After nearly three years of intense wrangling between the city of Hailey and developers, the Hailey City Council on Monday voted to approve the annexation of the 143-acre Old Cutters property northeast of town.
"Thank you for your two and a half years," Hailey Mayor Susan McBryant said to Old Cutters representatives after the City Council voted to approve the annexation.
"I think we've chewed it up and spit it out," McBryant added.
Barring any unforeseen holdups, actual building on the Old Cutters property could commence as early as this summer, said John Campbell, who co-owns the property along with Steve Brown.

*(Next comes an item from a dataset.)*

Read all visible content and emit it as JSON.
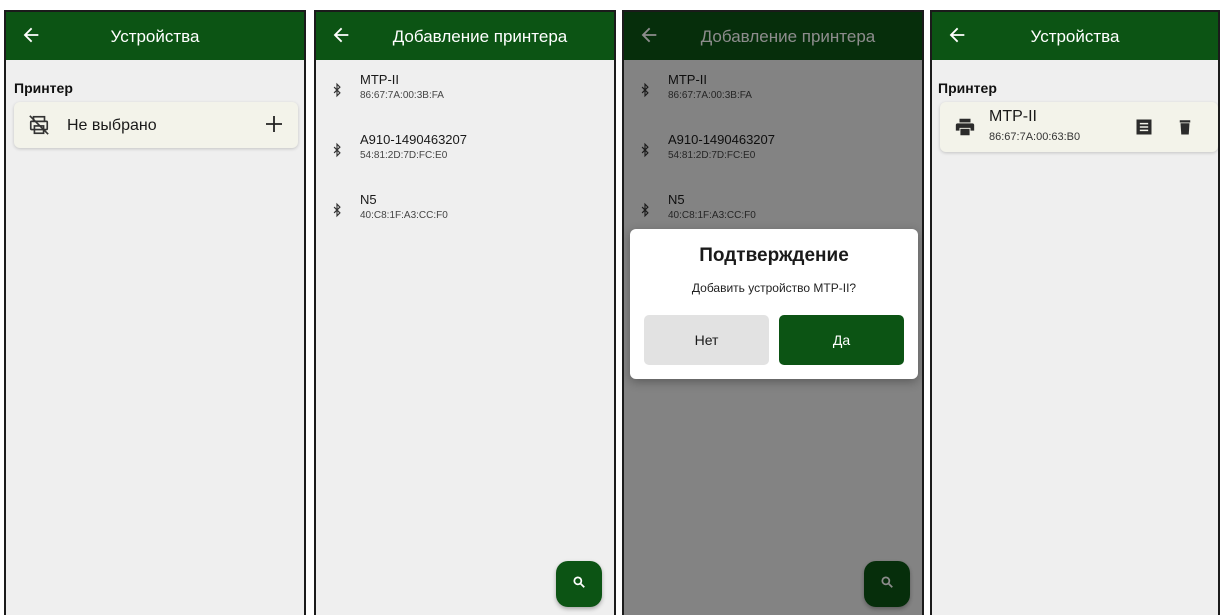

Although exact details of the development have yet to be finalized, Campbell and Brown have proposed to construct a total of 149 residential units on their property. The mixed-residential subdivision would include a variety of townhouses and single- and multi-family dwellings.
With their yes vote on the annexation, the City Council also approved which zoning districts the property will fall under. The approved districting includes 27.06 acres as Limited Residential zoning, 32.82 acres as General Residential zoning and 82.74 acres as Recreation and Green Belt zoning.

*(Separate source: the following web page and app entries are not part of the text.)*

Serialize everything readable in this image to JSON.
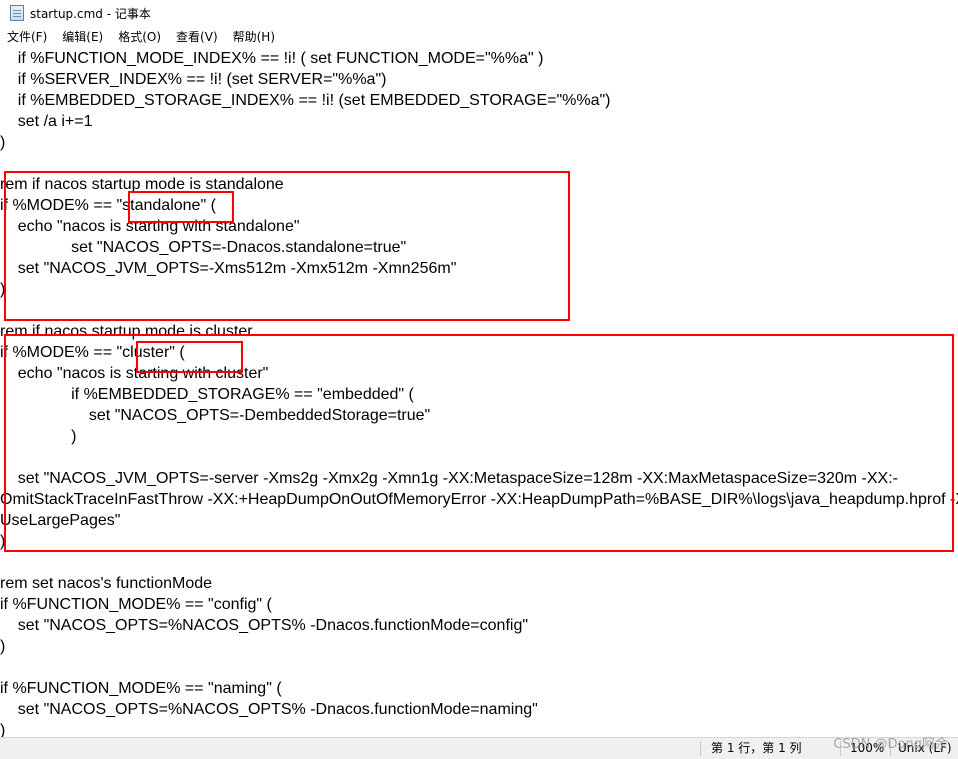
{
  "window": {
    "title": "startup.cmd - 记事本"
  },
  "menu": [
    "文件(F)",
    "编辑(E)",
    "格式(O)",
    "查看(V)",
    "帮助(H)"
  ],
  "lines": [
    "    if %FUNCTION_MODE_INDEX% == !i! ( set FUNCTION_MODE=\"%%a\" )",
    "    if %SERVER_INDEX% == !i! (set SERVER=\"%%a\")",
    "    if %EMBEDDED_STORAGE_INDEX% == !i! (set EMBEDDED_STORAGE=\"%%a\")",
    "    set /a i+=1",
    ")",
    "",
    "rem if nacos startup mode is standalone",
    "if %MODE% == \"standalone\" (",
    "    echo \"nacos is starting with standalone\"",
    "                set \"NACOS_OPTS=-Dnacos.standalone=true\"",
    "    set \"NACOS_JVM_OPTS=-Xms512m -Xmx512m -Xmn256m\"",
    ")",
    "",
    "rem if nacos startup mode is cluster",
    "if %MODE% == \"cluster\" (",
    "    echo \"nacos is starting with cluster\"",
    "                if %EMBEDDED_STORAGE% == \"embedded\" (",
    "                    set \"NACOS_OPTS=-DembeddedStorage=true\"",
    "                )",
    "",
    "    set \"NACOS_JVM_OPTS=-server -Xms2g -Xmx2g -Xmn1g -XX:MetaspaceSize=128m -XX:MaxMetaspaceSize=320m -XX:-",
    "OmitStackTraceInFastThrow -XX:+HeapDumpOnOutOfMemoryError -XX:HeapDumpPath=%BASE_DIR%\\logs\\java_heapdump.hprof -XX:-",
    "UseLargePages\"",
    ")",
    "",
    "rem set nacos's functionMode",
    "if %FUNCTION_MODE% == \"config\" (",
    "    set \"NACOS_OPTS=%NACOS_OPTS% -Dnacos.functionMode=config\"",
    ")",
    "",
    "if %FUNCTION_MODE% == \"naming\" (",
    "    set \"NACOS_OPTS=%NACOS_OPTS% -Dnacos.functionMode=naming\"",
    ")"
  ],
  "status": {
    "position": "第 1 行，第 1 列",
    "zoom": "100%",
    "line_ending": "Unix (LF)"
  },
  "watermark": "CSDN @Dong阿余"
}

For their part, Campbell and Brown have agreed to several developer concessions required by the city. Perhaps the most significant of these is an annexation fee of $3,832,500 the developers will pay to the city in periodic installments. The developers have also agreed to convey to the city several parcels of land of various sizes for park space, open space and a possible future fire station.
The largest of the land conveyances—78 acres east of Hiawatha Canal—would be designated as community open space. The 78 acres are composed primarily of undeveloped hillside lands.

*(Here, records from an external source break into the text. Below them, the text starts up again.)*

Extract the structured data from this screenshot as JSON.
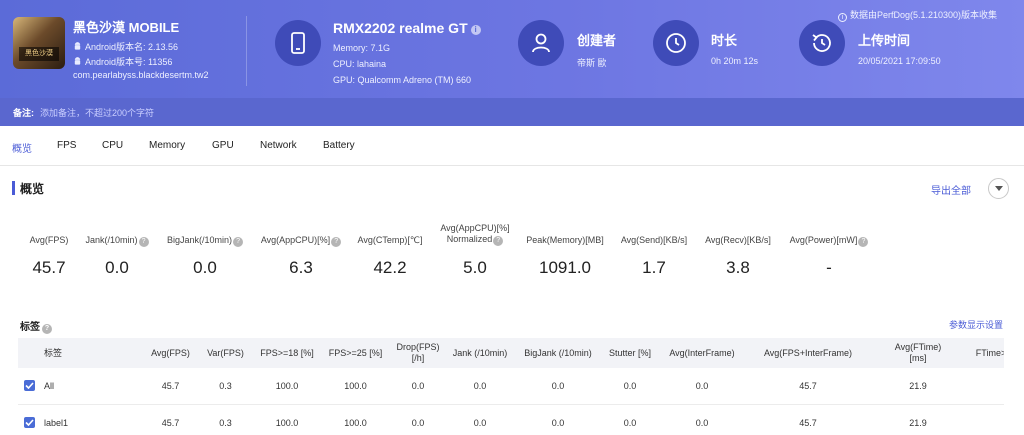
{
  "app": {
    "name": "黑色沙漠 MOBILE",
    "version_name": "Android版本名: 2.13.56",
    "version_code": "Android版本号: 11356",
    "package": "com.pearlabyss.blackdesertm.tw2",
    "icon_text": "黑色沙漠"
  },
  "device": {
    "model": "RMX2202 realme GT",
    "memory": "Memory: 7.1G",
    "cpu": "CPU: lahaina",
    "gpu": "GPU: Qualcomm Adreno (TM) 660"
  },
  "creator": {
    "title": "创建者",
    "value": "帝斯 歐"
  },
  "duration": {
    "title": "时长",
    "value": "0h 20m 12s"
  },
  "upload": {
    "title": "上传时间",
    "value": "20/05/2021 17:09:50"
  },
  "perfdog_note": "数据由PerfDog(5.1.210300)版本收集",
  "note": {
    "label": "备注:",
    "placeholder": "添加备注，不超过200个字符"
  },
  "tabs": [
    "概览",
    "FPS",
    "CPU",
    "Memory",
    "GPU",
    "Network",
    "Battery"
  ],
  "active_tab": "概览",
  "section": {
    "title": "概览",
    "export": "导出全部"
  },
  "metrics": [
    {
      "label": "Avg(FPS)",
      "label2": "",
      "value": "45.7",
      "help": false
    },
    {
      "label": "Jank(/10min)",
      "label2": "",
      "value": "0.0",
      "help": true
    },
    {
      "label": "BigJank(/10min)",
      "label2": "",
      "value": "0.0",
      "help": true
    },
    {
      "label": "Avg(AppCPU)[%]",
      "label2": "",
      "value": "6.3",
      "help": true
    },
    {
      "label": "Avg(CTemp)[℃]",
      "label2": "",
      "value": "42.2",
      "help": false
    },
    {
      "label": "Avg(AppCPU)[%]",
      "label2": "Normalized",
      "value": "5.0",
      "help": true
    },
    {
      "label": "Peak(Memory)[MB]",
      "label2": "",
      "value": "1091.0",
      "help": false
    },
    {
      "label": "Avg(Send)[KB/s]",
      "label2": "",
      "value": "1.7",
      "help": false
    },
    {
      "label": "Avg(Recv)[KB/s]",
      "label2": "",
      "value": "3.8",
      "help": false
    },
    {
      "label": "Avg(Power)[mW]",
      "label2": "",
      "value": "-",
      "help": true
    }
  ],
  "tags": {
    "title": "标签",
    "settings": "参数显示设置",
    "columns": [
      {
        "l1": "标签",
        "l2": ""
      },
      {
        "l1": "Avg(FPS)",
        "l2": ""
      },
      {
        "l1": "Var(FPS)",
        "l2": ""
      },
      {
        "l1": "FPS>=18 [%]",
        "l2": ""
      },
      {
        "l1": "FPS>=25 [%]",
        "l2": ""
      },
      {
        "l1": "Drop(FPS)",
        "l2": "[/h]"
      },
      {
        "l1": "Jank (/10min)",
        "l2": ""
      },
      {
        "l1": "BigJank (/10min)",
        "l2": ""
      },
      {
        "l1": "Stutter [%]",
        "l2": ""
      },
      {
        "l1": "Avg(InterFrame)",
        "l2": ""
      },
      {
        "l1": "Avg(FPS+InterFrame)",
        "l2": ""
      },
      {
        "l1": "Avg(FTime)",
        "l2": "[ms]"
      },
      {
        "l1": "FTime>",
        "l2": ""
      }
    ],
    "rows": [
      {
        "label": "All",
        "checked": true,
        "cells": [
          "45.7",
          "0.3",
          "100.0",
          "100.0",
          "0.0",
          "0.0",
          "0.0",
          "0.0",
          "0.0",
          "45.7",
          "21.9"
        ]
      },
      {
        "label": "label1",
        "checked": true,
        "cells": [
          "45.7",
          "0.3",
          "100.0",
          "100.0",
          "0.0",
          "0.0",
          "0.0",
          "0.0",
          "0.0",
          "45.7",
          "21.9"
        ]
      }
    ]
  },
  "colors": {
    "header": "#5b6bd8",
    "accent": "#4a5bd6",
    "note_bar": "#5a67cf"
  }
}
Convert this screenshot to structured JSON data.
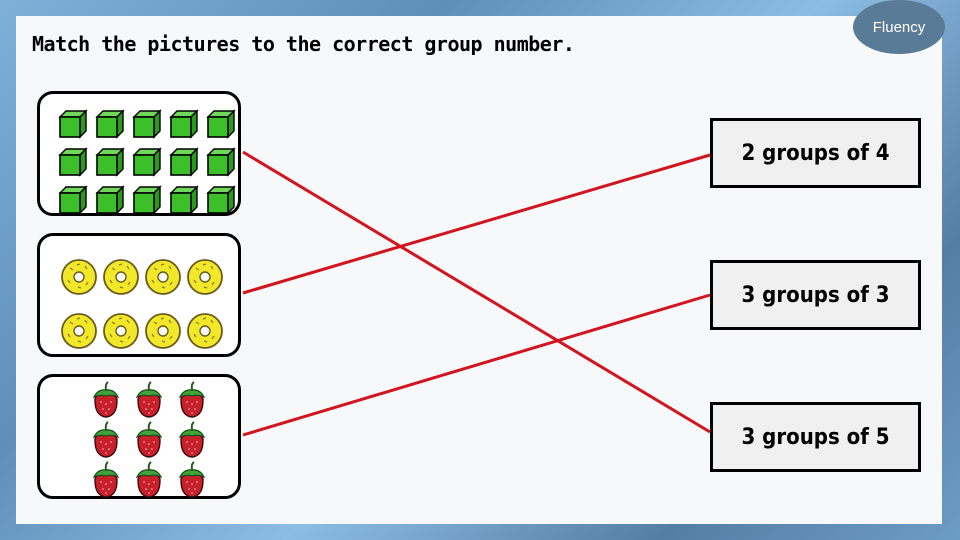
{
  "badge": {
    "label": "Fluency"
  },
  "instruction": "Match the pictures to the correct group number.",
  "colors": {
    "line": "#d2141e",
    "cube": "#3cbf28",
    "donut": "#f2e82a",
    "strawberry": "#c8202a",
    "leaf": "#3fa33a",
    "badge": "#5a7b97"
  },
  "picture_groups": [
    {
      "name": "cubes",
      "icon": "green-cube-icon",
      "rows": 3,
      "per_row": 5,
      "count": 15
    },
    {
      "name": "donuts",
      "icon": "yellow-donut-icon",
      "rows": 2,
      "per_row": 4,
      "count": 8
    },
    {
      "name": "strawberries",
      "icon": "strawberry-icon",
      "rows": 3,
      "per_row": 3,
      "count": 9
    }
  ],
  "answers": [
    {
      "label": "2 groups of 4"
    },
    {
      "label": "3 groups of 3"
    },
    {
      "label": "3 groups of 5"
    }
  ],
  "matches": [
    {
      "picture": 0,
      "answer": 2
    },
    {
      "picture": 1,
      "answer": 0
    },
    {
      "picture": 2,
      "answer": 1
    }
  ]
}
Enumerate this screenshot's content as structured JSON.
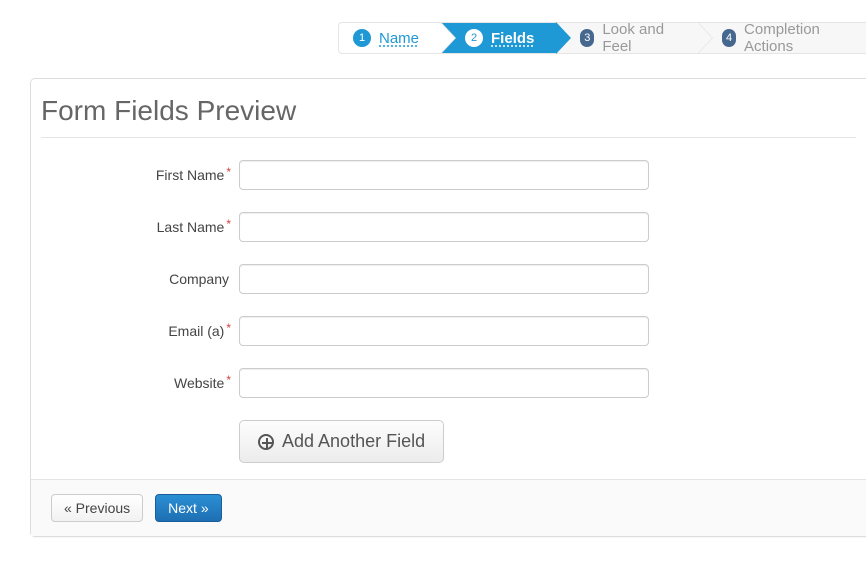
{
  "wizard": {
    "steps": [
      {
        "num": "1",
        "label": "Name"
      },
      {
        "num": "2",
        "label": "Fields"
      },
      {
        "num": "3",
        "label": "Look and Feel"
      },
      {
        "num": "4",
        "label": "Completion Actions"
      }
    ]
  },
  "panel": {
    "title": "Form Fields Preview"
  },
  "fields": [
    {
      "label": "First Name",
      "required": true,
      "value": ""
    },
    {
      "label": "Last Name",
      "required": true,
      "value": ""
    },
    {
      "label": "Company",
      "required": false,
      "value": ""
    },
    {
      "label": "Email (a)",
      "required": true,
      "value": ""
    },
    {
      "label": "Website",
      "required": true,
      "value": ""
    }
  ],
  "buttons": {
    "add_field": "Add Another Field",
    "previous": "« Previous",
    "next": "Next »"
  }
}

The developers have also agreed to convey and develop a 5.08-acre parcel of land as a city park complete with a bathroom connected to city sewer services and construct a sidewalk on Myrtle Street and a turn lane at the north intersection of South Hiawatha Drive and Buttercup Road.
Under the annexation agreement, the developers will retain ownership of all water rights attached to the property.
As significant as the council's yes vote is, however, the annexation won't be completely finalized until both the city and Campbell and Brown have signed the annexation agreement, the agreement has been filed with the state tax commission and McBryant has read the third public reading of the annexation ordinance.
"Only then is the annexation final," Hailey city clerk Heather Dawson said.
Once that takes place, Campbell and Brown will then have to submit a subdivision application to the Hailey Planning and Zoning Commission. The application will initiate what is likely to be a somewhat lengthy subdivision planning process before both the P&Z and City Council.
In other Hailey news:
· Mayor Susan McBryant named five Hailey residents to a newly formed Development Impact Fee Advisory Committee. Those residents include Taylor Walker and George Kirk, both members of the Hailey development community, and Stefanie Marvel, Nancy Linscott and Pat Cooley, all three of which are either current or former P&Z commissioners.
· McBryant also announced her approval of a city beautification project that will place flower baskets in the city's downtown core on Main Street. McBryant announced she will pull $2,000 from the mayor's discretionary funds to pay for the purchase and installment of brackets to hang the baskets on. The baskets will be paid for through sponsorship by local businesses.